## What this task involves:
Your answer should be the records, copied exactly, with the pictures removed.

## Records from a dataset:
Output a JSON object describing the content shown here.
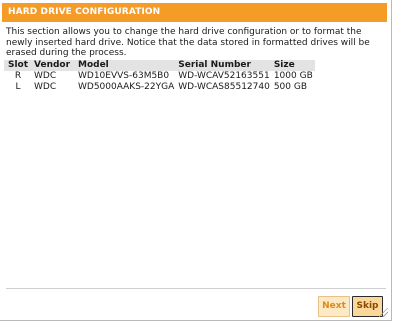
{
  "dialog": {
    "title": "HARD DRIVE CONFIGURATION",
    "description": "This section allows you to change the hard drive configuration or to format the newly inserted hard drive. Notice that the data stored in formatted drives will be erased during the process."
  },
  "table": {
    "headers": [
      "Slot",
      "Vendor",
      "Model",
      "Serial Number",
      "Size"
    ],
    "rows": [
      [
        "R",
        "WDC",
        "WD10EVVS-63M5B0",
        "WD-WCAV52163551",
        "1000 GB"
      ],
      [
        "L",
        "WDC",
        "WD5000AAKS-22YGA",
        "WD-WCAS85512740",
        "500 GB"
      ]
    ]
  },
  "buttons": {
    "next_label": "Next",
    "skip_label": "Skip"
  },
  "colors": {
    "header_bg": "#f49c27",
    "button_next_bg": "#fde9c4",
    "button_skip_bg": "#fcd79a"
  }
}
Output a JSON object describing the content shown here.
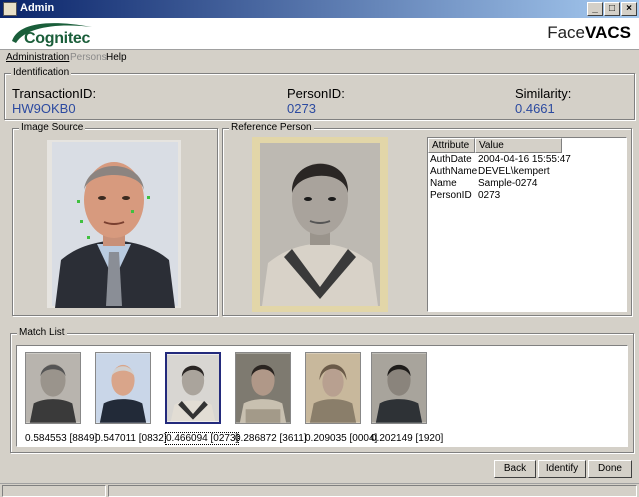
{
  "window": {
    "title": "Admin"
  },
  "header": {
    "brand_left": "Cognitec",
    "brand_right_a": "Face",
    "brand_right_b": "VACS"
  },
  "menu": [
    {
      "label": "Administration",
      "enabled": true
    },
    {
      "label": "Persons",
      "enabled": false
    },
    {
      "label": "Help",
      "enabled": true
    }
  ],
  "identification": {
    "legend": "Identification",
    "transaction_label": "TransactionID:",
    "transaction_value": "HW9OKB0",
    "person_label": "PersonID:",
    "person_value": "0273",
    "similarity_label": "Similarity:",
    "similarity_value": "0.4661"
  },
  "image_source": {
    "legend": "Image Source",
    "icon": "probe-face-photo"
  },
  "reference_person": {
    "legend": "Reference Person",
    "icon": "reference-face-photo",
    "columns": [
      "Attribute",
      "Value"
    ],
    "rows": [
      {
        "attribute": "AuthDate",
        "value": "2004-04-16 15:55:47"
      },
      {
        "attribute": "AuthName",
        "value": "DEVEL\\kempert"
      },
      {
        "attribute": "Name",
        "value": "Sample-0274"
      },
      {
        "attribute": "PersonID",
        "value": "0273"
      }
    ]
  },
  "match_list": {
    "legend": "Match List",
    "items": [
      {
        "caption": "0.584553 [8849]",
        "selected": false
      },
      {
        "caption": "0.547011 [0832]",
        "selected": false
      },
      {
        "caption": "0.466094 [0273]",
        "selected": true
      },
      {
        "caption": "0.286872 [3611]",
        "selected": false
      },
      {
        "caption": "0.209035 [0004]",
        "selected": false
      },
      {
        "caption": "0.202149 [1920]",
        "selected": false
      }
    ]
  },
  "buttons": {
    "back": "Back",
    "identify": "Identify",
    "done": "Done"
  },
  "colors": {
    "value_text": "#2c4aa0",
    "selected_border": "#232a7c",
    "title_bar": "#0a246a"
  }
}
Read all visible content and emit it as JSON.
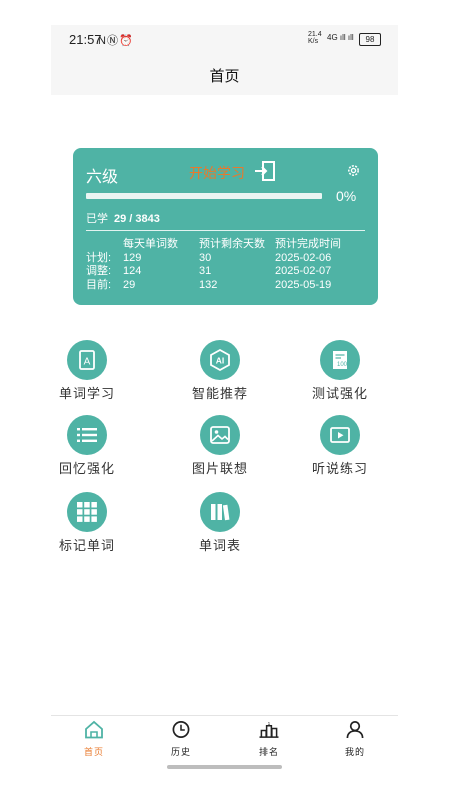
{
  "status_bar": {
    "time": "21:57",
    "icons": "NⓃ⏰",
    "net_speed": "21.4",
    "net_unit": "K/s",
    "signal": "4G ıll ıll",
    "battery": "98"
  },
  "header": {
    "title": "首页"
  },
  "card": {
    "level": "六级",
    "start_label": "开始学习",
    "progress_fraction": 0.0,
    "progress_text": "0%",
    "learned_label": "已学",
    "learned_value": "29 / 3843",
    "table": {
      "headers": [
        "",
        "每天单词数",
        "预计剩余天数",
        "预计完成时间"
      ],
      "rows": [
        [
          "计划:",
          "129",
          "30",
          "2025-02-06"
        ],
        [
          "调整:",
          "124",
          "31",
          "2025-02-07"
        ],
        [
          "目前:",
          "29",
          "132",
          "2025-05-19"
        ]
      ]
    }
  },
  "features": [
    {
      "label": "单词学习",
      "icon": "letter-a-book-icon"
    },
    {
      "label": "智能推荐",
      "icon": "ai-badge-icon"
    },
    {
      "label": "测试强化",
      "icon": "test-paper-icon"
    },
    {
      "label": "回忆强化",
      "icon": "list-icon"
    },
    {
      "label": "图片联想",
      "icon": "image-icon"
    },
    {
      "label": "听说练习",
      "icon": "video-play-icon"
    },
    {
      "label": "标记单词",
      "icon": "grid-icon"
    },
    {
      "label": "单词表",
      "icon": "books-icon"
    }
  ],
  "tabs": [
    {
      "label": "首页",
      "icon": "home-icon",
      "active": true
    },
    {
      "label": "历史",
      "icon": "clock-icon",
      "active": false
    },
    {
      "label": "排名",
      "icon": "ranking-icon",
      "active": false
    },
    {
      "label": "我的",
      "icon": "person-icon",
      "active": false
    }
  ],
  "colors": {
    "accent": "#4fb3a5",
    "highlight": "#e8792c"
  }
}
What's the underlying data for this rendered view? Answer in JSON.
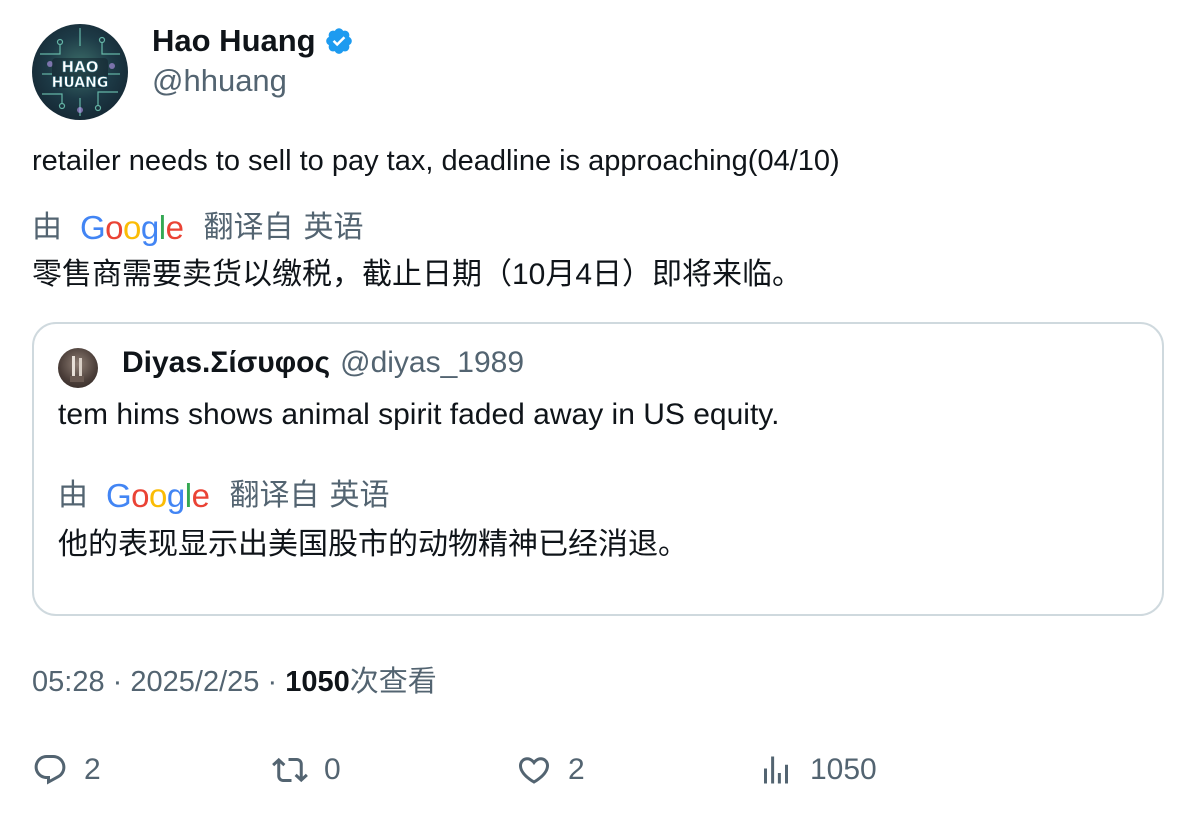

## Written response:
Output a JSON object describing the content shown here.
{
  "dialog": {
    "title": "HARD DRIVE CONFIGURATION",
    "description": "This section allows you to change the hard drive configuration or to format the newly inserted hard drive. Notice that the data stored in formatted drives will be erased during the process."
  },
  "table": {
    "headers": [
      "Slot",
      "Vendor",
      "Model",
      "Serial Number",
      "Size"
    ],
    "rows": [
      [
        "R",
        "WDC",
        "WD10EVVS-63M5B0",
        "WD-WCAV52163551",
        "1000 GB"
      ],
      [
        "L",
        "WDC",
        "WD5000AAKS-22YGA",
        "WD-WCAS85512740",
        "500 GB"
      ]
    ]
  },
  "buttons": {
    "next_label": "Next",
    "skip_label": "Skip"
  },
  "colors": {
    "header_bg": "#f49c27",
    "button_next_bg": "#fde9c4",
    "button_skip_bg": "#fcd79a"
  }
}
Output a JSON object describing the content shown here.
{
  "window": {
    "title": "Admin"
  },
  "header": {
    "brand_left": "Cognitec",
    "brand_right_a": "Face",
    "brand_right_b": "VACS"
  },
  "menu": [
    {
      "label": "Administration",
      "enabled": true
    },
    {
      "label": "Persons",
      "enabled": false
    },
    {
      "label": "Help",
      "enabled": true
    }
  ],
  "identification": {
    "legend": "Identification",
    "transaction_label": "TransactionID:",
    "transaction_value": "HW9OKB0",
    "person_label": "PersonID:",
    "person_value": "0273",
    "similarity_label": "Similarity:",
    "similarity_value": "0.4661"
  },
  "image_source": {
    "legend": "Image Source",
    "icon": "probe-face-photo"
  },
  "reference_person": {
    "legend": "Reference Person",
    "icon": "reference-face-photo",
    "columns": [
      "Attribute",
      "Value"
    ],
    "rows": [
      {
        "attribute": "AuthDate",
        "value": "2004-04-16 15:55:47"
      },
      {
        "attribute": "AuthName",
        "value": "DEVEL\\kempert"
      },
      {
        "attribute": "Name",
        "value": "Sample-0274"
      },
      {
        "attribute": "PersonID",
        "value": "0273"
      }
    ]
  },
  "match_list": {
    "legend": "Match List",
    "items": [
      {
        "caption": "0.584553 [8849]",
        "selected": false
      },
      {
        "caption": "0.547011 [0832]",
        "selected": false
      },
      {
        "caption": "0.466094 [0273]",
        "selected": true
      },
      {
        "caption": "0.286872 [3611]",
        "selected": false
      },
      {
        "caption": "0.209035 [0004]",
        "selected": false
      },
      {
        "caption": "0.202149 [1920]",
        "selected": false
      }
    ]
  },
  "buttons": {
    "back": "Back",
    "identify": "Identify",
    "done": "Done"
  },
  "colors": {
    "value_text": "#2c4aa0",
    "selected_border": "#232a7c",
    "title_bar": "#0a246a"
  }
}
Read all visible content and emit it as JSON.
{
  "status_bar": {
    "time": "21:57",
    "icons": "NⓃ⏰",
    "net_speed": "21.4",
    "net_unit": "K/s",
    "signal": "4G ıll ıll",
    "battery": "98"
  },
  "header": {
    "title": "首页"
  },
  "card": {
    "level": "六级",
    "start_label": "开始学习",
    "progress_fraction": 0.0,
    "progress_text": "0%",
    "learned_label": "已学",
    "learned_value": "29 / 3843",
    "table": {
      "headers": [
        "",
        "每天单词数",
        "预计剩余天数",
        "预计完成时间"
      ],
      "rows": [
        [
          "计划:",
          "129",
          "30",
          "2025-02-06"
        ],
        [
          "调整:",
          "124",
          "31",
          "2025-02-07"
        ],
        [
          "目前:",
          "29",
          "132",
          "2025-05-19"
        ]
      ]
    }
  },
  "features": [
    {
      "label": "单词学习",
      "icon": "letter-a-book-icon"
    },
    {
      "label": "智能推荐",
      "icon": "ai-badge-icon"
    },
    {
      "label": "测试强化",
      "icon": "test-paper-icon"
    },
    {
      "label": "回忆强化",
      "icon": "list-icon"
    },
    {
      "label": "图片联想",
      "icon": "image-icon"
    },
    {
      "label": "听说练习",
      "icon": "video-play-icon"
    },
    {
      "label": "标记单词",
      "icon": "grid-icon"
    },
    {
      "label": "单词表",
      "icon": "books-icon"
    }
  ],
  "tabs": [
    {
      "label": "首页",
      "icon": "home-icon",
      "active": true
    },
    {
      "label": "历史",
      "icon": "clock-icon",
      "active": false
    },
    {
      "label": "排名",
      "icon": "ranking-icon",
      "active": false
    },
    {
      "label": "我的",
      "icon": "person-icon",
      "active": false
    }
  ],
  "colors": {
    "accent": "#4fb3a5",
    "highlight": "#e8792c"
  }
}
What's the underlying data for this rendered view? Answer in JSON.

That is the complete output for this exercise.